To call Nonzero Wright’s master work is tempting. There are a lot of reasons to back up such a claim. Take, for example, its sheer influence. The President of the United States praised the book and is alleged to have assigned it to staffers as requisite reading. Charlie Rose invited him onto his show. (Which of the two endorsements holds greater weight is, in my eyes, absolutely debatable.)
Then there is the fact that the book draws on the ideas from the previous two, and moves them toward a grand synthesis — taking the might of evolutionary thought and fusing it with the grandeur of information theory, all made possible through the new addition of non-zero game theory. It was a move that clarified and strengthened the force of the previous books, bringing the import of their observations into the realm of Big History.
For the book uses the fusion to look at the (cultural) evolution of homo sapiens from simple cells all the way up to the rather complex and dangerously connected and armed forms we see today. And because ev psych and information theory give the book the advantage of an almost mathematical simplicity, it is able to make sweeping analyses without practicing the types of cultural imperialism (and even racism) of such kinds of books from the ages of yore. With chapter titles like “Our Friends the Barbarians,” Nonzero is ground-breaking in the sense that it doesn’t privilege Greece and Rome as harboring some kind of innate greatness or divine spark, but instead as mere manifestations of the confluence of various ideas and technologies becoming dominant in a certain time and place. He charts many such confluences across the globe and across history, and at each juncture notes how the advancement is always already acting upon basic, pre-existing human genetics. In short, no type, race, or class of human is superior in any way. The substructure of evolutionary mechanics is as present in anyone, and the rise and fall of civilizations have as much to do with chance as they do with mastery of the nonzero games that emerge from said circumstances.

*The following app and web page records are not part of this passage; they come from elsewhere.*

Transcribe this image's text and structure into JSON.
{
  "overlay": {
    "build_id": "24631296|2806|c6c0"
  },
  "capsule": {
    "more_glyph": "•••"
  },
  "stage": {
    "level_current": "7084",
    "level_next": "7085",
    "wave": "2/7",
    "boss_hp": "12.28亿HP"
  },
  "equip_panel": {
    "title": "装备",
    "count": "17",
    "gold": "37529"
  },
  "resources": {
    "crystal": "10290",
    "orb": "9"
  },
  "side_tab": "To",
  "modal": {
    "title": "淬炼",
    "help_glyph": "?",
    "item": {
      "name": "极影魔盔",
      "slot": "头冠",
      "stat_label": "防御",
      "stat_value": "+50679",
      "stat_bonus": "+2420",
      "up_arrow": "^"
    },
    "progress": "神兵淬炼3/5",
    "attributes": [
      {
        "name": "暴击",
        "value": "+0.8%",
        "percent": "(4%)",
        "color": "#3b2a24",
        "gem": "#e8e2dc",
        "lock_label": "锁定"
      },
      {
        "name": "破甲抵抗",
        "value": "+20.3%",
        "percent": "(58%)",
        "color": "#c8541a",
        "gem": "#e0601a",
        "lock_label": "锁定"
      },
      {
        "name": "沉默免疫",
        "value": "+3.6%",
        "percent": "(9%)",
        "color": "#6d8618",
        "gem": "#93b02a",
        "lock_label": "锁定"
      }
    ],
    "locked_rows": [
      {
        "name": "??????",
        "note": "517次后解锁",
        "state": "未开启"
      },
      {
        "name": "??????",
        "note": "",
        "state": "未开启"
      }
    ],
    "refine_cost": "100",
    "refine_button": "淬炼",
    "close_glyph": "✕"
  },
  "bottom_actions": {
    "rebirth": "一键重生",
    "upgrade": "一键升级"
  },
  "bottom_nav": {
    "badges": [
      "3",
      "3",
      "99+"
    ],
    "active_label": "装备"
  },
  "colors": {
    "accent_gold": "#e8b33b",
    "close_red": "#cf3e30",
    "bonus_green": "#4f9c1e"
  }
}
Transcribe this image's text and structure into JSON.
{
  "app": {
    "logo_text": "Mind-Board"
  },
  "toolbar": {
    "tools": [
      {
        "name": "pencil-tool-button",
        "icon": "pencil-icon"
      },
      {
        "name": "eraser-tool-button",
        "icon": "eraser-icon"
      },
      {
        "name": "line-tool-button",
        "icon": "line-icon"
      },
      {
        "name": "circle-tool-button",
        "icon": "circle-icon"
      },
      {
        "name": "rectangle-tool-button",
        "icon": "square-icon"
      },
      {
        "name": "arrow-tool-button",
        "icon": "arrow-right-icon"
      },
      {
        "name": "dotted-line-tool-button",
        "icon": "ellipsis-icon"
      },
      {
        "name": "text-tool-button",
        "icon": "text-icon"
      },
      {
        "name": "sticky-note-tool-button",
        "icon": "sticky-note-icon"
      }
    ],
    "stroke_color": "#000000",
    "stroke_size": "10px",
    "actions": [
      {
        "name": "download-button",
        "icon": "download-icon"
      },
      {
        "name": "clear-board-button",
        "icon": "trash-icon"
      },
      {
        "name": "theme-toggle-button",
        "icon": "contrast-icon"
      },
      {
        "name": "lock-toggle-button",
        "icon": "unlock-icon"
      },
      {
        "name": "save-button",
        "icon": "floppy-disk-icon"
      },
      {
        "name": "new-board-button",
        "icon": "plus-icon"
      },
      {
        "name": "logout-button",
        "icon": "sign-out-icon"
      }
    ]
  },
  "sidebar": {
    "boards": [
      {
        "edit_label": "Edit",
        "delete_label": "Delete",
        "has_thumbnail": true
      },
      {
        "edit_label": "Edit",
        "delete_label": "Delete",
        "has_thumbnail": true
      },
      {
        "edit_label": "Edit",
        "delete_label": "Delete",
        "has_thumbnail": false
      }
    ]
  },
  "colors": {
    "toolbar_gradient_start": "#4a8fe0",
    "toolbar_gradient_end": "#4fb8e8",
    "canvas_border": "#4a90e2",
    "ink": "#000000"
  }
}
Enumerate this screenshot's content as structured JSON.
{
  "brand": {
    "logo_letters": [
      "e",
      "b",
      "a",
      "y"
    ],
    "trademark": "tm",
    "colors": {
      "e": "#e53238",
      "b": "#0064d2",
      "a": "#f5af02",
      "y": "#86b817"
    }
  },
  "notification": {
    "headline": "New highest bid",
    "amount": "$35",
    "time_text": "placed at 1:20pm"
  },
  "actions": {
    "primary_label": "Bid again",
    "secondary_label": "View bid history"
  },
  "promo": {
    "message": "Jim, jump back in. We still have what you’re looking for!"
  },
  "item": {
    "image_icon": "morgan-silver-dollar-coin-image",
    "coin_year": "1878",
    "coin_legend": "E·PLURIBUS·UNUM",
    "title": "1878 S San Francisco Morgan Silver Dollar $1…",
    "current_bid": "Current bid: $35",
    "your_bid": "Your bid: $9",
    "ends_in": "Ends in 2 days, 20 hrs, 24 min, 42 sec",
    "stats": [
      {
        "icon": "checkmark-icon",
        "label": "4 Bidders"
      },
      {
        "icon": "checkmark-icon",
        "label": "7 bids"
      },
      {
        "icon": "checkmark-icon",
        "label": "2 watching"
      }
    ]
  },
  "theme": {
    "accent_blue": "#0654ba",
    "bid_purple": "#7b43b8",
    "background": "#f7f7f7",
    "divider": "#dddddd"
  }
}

The ideas, however, live on. Using the Dawkinsian idea of memes, Wright sees information as continuing to be passed even when civilizations fail (for better or ill), and not only by monks preserving ancient Greek manuscripts. Because of this, as information processing systems like oral tradition, writing, printing, internet memes and videos, and all other methods of transferring data continue to grow richer (and, often, more efficient — although that’s complicated), sapiens have more and more access to the basic logics underlying all of civilization.
And this is where Wright does something interesting, and starts talking about the Greek idea of the Logos, and Teilhard de Chardin’s notion of the global brain. The end of Nonzero begins to grow mystical, and for what it lacks in poetry it gains in ideation — there is a sort of call to arms implied at the end of the book, in which Wright seems still engaged today. Wright is by no means an optimist. While he sees a logic in nature which grows increasingly complex with time (a concept he does not shy away from imbuing with divine significance) he sees this growing complexity as being just as likely to inspire destruction as salvation.
[End of Part 1]